chip i is part of a long tradition of sculpted versions of everyday objects placed in galleries to give them another look. Berger, a design professor and chair of the CCA’s graphic design program, worries that childhood games are becoming military hardware.

“I believe the apparent innocence of the Xbox controller is the key to its danger,” Berger says.

Controllers made headlines a few years ago when the US Navy began using them to operate the photonic mast – the modern version of a periscope – in their Virginia-class submarines. Previously, a custom controller was used, but it was clunky and unintuitive, and was priced at $38,000. Game controllers have proven to be much easier to use and cheaper to replace.
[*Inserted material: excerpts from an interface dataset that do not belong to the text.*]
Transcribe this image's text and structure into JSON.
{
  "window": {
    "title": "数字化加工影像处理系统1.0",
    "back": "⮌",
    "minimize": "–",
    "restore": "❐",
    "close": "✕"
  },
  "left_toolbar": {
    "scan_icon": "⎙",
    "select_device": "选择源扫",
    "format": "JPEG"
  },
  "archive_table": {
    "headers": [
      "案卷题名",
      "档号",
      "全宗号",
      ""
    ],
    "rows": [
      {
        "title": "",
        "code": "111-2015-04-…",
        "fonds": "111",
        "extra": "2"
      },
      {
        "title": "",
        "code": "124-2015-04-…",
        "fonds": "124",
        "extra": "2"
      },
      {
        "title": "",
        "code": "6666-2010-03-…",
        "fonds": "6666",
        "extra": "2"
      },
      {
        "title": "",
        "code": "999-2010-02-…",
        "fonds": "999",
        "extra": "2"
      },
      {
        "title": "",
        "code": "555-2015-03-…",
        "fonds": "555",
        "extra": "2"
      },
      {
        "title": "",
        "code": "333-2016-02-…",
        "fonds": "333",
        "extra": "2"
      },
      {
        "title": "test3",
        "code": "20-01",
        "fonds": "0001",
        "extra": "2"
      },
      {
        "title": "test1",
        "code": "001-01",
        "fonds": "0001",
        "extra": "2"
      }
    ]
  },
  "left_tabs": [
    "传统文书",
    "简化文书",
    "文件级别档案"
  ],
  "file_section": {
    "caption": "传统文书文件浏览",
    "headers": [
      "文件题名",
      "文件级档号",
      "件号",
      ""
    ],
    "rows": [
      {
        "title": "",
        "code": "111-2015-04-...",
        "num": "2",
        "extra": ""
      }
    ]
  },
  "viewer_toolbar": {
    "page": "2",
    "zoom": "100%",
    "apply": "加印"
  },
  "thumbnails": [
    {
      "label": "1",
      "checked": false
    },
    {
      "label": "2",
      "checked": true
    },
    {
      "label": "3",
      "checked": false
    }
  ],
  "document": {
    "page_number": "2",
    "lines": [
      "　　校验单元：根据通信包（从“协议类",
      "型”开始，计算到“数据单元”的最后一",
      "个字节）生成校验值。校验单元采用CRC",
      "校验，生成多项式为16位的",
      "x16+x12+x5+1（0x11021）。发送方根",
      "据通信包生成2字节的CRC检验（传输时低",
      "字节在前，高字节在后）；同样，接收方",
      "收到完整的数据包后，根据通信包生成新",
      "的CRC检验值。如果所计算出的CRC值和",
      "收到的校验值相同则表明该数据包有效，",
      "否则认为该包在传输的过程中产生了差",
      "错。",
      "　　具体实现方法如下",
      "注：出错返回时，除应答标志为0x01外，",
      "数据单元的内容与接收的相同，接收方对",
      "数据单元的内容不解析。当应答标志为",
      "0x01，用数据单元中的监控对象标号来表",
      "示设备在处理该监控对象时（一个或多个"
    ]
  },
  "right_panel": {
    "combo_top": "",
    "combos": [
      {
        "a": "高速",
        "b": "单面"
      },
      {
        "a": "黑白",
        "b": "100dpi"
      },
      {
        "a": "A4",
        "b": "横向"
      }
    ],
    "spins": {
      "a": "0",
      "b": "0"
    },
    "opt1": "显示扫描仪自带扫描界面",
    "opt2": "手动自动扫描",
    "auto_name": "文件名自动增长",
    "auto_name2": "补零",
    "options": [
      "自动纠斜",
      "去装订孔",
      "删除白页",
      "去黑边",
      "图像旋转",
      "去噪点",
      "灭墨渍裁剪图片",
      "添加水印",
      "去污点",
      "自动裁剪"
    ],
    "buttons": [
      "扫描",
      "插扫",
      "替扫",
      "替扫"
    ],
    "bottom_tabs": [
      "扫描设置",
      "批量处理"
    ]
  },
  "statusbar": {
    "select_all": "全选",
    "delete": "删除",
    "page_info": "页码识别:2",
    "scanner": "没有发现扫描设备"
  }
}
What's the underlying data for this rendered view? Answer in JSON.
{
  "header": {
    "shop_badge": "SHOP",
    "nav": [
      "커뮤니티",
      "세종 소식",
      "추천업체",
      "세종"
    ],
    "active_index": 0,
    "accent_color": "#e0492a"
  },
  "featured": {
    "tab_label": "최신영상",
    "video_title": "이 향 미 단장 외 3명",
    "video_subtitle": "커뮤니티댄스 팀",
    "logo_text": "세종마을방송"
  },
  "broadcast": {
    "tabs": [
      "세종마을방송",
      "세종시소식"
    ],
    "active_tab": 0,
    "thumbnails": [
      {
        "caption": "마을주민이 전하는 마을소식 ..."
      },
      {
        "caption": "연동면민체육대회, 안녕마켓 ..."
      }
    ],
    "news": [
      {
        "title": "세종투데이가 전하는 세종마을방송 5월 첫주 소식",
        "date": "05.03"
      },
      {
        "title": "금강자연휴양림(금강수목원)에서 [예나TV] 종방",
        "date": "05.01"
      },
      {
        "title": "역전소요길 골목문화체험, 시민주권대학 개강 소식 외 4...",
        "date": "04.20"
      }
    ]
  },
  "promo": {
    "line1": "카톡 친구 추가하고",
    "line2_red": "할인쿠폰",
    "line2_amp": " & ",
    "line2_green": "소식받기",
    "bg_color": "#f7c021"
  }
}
These Xbox controllers can even be used to aim and fire the high-energy laser weapons the Navy is now integrating into Virginia-class photonic masts.

The same controller is used in the development of other unmanned systems such as the US Army’s Robotic Wingman vehicle.

Berger argues that while there may be benefits to using this material, there is a less obvious downside.

“The Xbox controller is certainly much cheaper and much better designed than anything the military could come up with, but I think it’s ‘expensive’ to use in terms of the consequences of blurring the line between toys and weapons,” says Shepherd.

His point is underscored by the design history.

“Early consoles offered a range of specialized input devices in addition to the classic controller: light guns, shuttlecocks and flight sticks, even fishing rods and maracas,” says Berger. “Xbox and PlayStation, today’s major consoles, have converged on a similar all-in-one controller, with a complex combination of thumbsticks, d-pads, buttons, bumpers and triggers.”

The modern Xbox controller is therefore a complex piece of kit, but one that many people are used to using after years of Grand Theft Auto and Call of Duty.

“Proponents of military use of Xbox controllers prefer terms like instinctive and intuitive to describe the rapid adoption of the hardware by soldiers,” Berger says. “But it’s not like the controller’s 16-button analog dual-console gamepad is easy to master. It is that having spent hundreds of hours playing with the joystick in their childhood, the soldiers have already mastered it. They find the controller to be intuitive because of its familiarity, not its simplicity. »

Berger notes that the military uses the Xbox 360 controller rather than the newer Xbox One, apparently because the older design is more familiar to those who now handle military hardware. Some 27 million have been sold and many are still in use.

Other exhibits at shooting box exhibit includes another Berger Xbox controller, Chip III, and an exhibit showing America’s Army, a video game developed as a recruiting aid and distributed as a free Xbox download – and a memorial to American servicemen killed in Iraq created using the US Army’s messaging system. There’s also video from CNN’s Desert Storm coverage, quickly dubbed the video game war. Other items include a lead mold for World War I toy soldiers and the casts and other items used to create Ball i.

But why should the military use of practical commercial equipment provoke such a strong reaction? Maybe because it has more to do with culture wars than military operations.

“At the end of the day, I believe the reasons the military reassigned controllers is a smokescreen,” Berger says.

Berger suggests that the training and ergonomic aspects are less important than what the controller represents.

“By virtue of its status as a designed object, the Xbox controller is inscribed with far more consequential meanings and values ​​than the military acknowledges. In a chilling echo of the simulator that turns out to be real in the science-fiction novel- fictional Ender’s Game by Orson Scott Card, the military reuses a beloved item from the Gamer Generation’s childhood for America’s war machine.

Shooter Box runs until September 24. Details can be found here.